But the approval comes with several conditions. Among others, the FCC is prohibiting AT&T from "zero-rating" its own video services -- meaning that the company can't exclude its own video services from consumers' monthly data allotments.
The FCC says that restriction is necessary because the merger "increases the incentive of AT&T-DIRECTV to use strategies that limit consumers’ access to online video distribution services in order to favor its own video services."
AT&T also must submit any "interconnection" agreements to regulators, so that they can decide "whether AT&T-DIRECTV is denying or impeding access to its networks in anticompetitive ways."
Interconnection agreements govern the flow of Web traffic from "transit providers" (like Cogent or Level 3) or "edge providers" (content companies like Netflix) to AT&T's servers.

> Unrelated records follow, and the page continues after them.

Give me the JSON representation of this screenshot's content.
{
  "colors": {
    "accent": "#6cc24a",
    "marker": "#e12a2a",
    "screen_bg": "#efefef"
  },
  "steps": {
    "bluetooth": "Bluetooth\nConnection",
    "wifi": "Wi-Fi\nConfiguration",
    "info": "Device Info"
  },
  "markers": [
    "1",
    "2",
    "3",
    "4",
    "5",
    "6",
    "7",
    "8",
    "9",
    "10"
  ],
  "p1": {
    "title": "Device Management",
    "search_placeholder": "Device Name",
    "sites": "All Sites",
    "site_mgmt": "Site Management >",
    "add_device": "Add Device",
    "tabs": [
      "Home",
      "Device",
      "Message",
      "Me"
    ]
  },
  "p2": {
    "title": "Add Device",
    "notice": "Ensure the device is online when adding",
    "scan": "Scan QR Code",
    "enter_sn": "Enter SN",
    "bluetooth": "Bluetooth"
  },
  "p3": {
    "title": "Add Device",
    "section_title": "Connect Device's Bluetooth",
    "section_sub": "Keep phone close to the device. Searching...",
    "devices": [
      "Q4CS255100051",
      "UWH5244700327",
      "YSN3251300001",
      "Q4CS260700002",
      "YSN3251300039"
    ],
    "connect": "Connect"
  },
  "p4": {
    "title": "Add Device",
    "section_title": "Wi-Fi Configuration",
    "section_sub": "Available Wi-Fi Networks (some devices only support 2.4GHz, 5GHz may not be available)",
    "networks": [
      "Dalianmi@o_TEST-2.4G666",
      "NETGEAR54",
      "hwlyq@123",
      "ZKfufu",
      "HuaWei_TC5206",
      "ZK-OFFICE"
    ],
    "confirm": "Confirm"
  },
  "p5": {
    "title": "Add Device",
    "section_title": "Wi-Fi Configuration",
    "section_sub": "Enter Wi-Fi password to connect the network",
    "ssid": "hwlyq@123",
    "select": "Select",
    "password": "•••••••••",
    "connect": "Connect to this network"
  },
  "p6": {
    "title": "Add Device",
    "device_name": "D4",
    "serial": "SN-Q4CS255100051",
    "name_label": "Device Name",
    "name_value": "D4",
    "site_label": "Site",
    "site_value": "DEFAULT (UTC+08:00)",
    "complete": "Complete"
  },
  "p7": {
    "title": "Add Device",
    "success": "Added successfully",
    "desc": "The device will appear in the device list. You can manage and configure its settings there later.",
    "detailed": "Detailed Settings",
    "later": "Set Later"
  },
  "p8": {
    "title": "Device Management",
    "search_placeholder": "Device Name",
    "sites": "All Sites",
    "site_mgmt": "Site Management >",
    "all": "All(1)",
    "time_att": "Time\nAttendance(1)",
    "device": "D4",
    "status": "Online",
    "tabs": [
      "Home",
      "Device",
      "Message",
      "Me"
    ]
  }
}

Broadband providers' interconnection policies drew headlines last year, largely because Netflix customers experienced choppy streams as a result of problems at the interconnection points. Netflix resolved the issue by agreeing to pay four ISPs -- Time Warner, Comcast, Verizon and AT&T -- extra fees in order to interconnect directly with their servers.
Although Netflix signed the deals, the company wasn't happy about them. Last year, CEO Reed Hastings called on the FCC to prohibit broadband providers from charging interconnection tolls. “We'll never realize broadband's potential if large ISPs erect a pay-to-play system that charges both the sender and receiver for the same content,” Hastings wrote in Wired last year.
While the merger conditions clearly aim to advance net neutrality principles. At the same time, the terms appear weak compared to ones that Charter proposed as conditions of a merger with Time Warner and BrightHouse. For example, Charter vowed to avoid imposing data caps for at least three years following its prospective merger.
Other terms of AT&T's merger with DirecTV require the company to expand high-speed fiber to 12.5 million new households, and offer discounted broadband to low-income households.
Some consumer advocates said this week they're unimpressed with the merger conditions. Free Press argues that AT&T was already planning to expand its fiber broadband service, and that the terms "will do little to offset the deal’s many harms."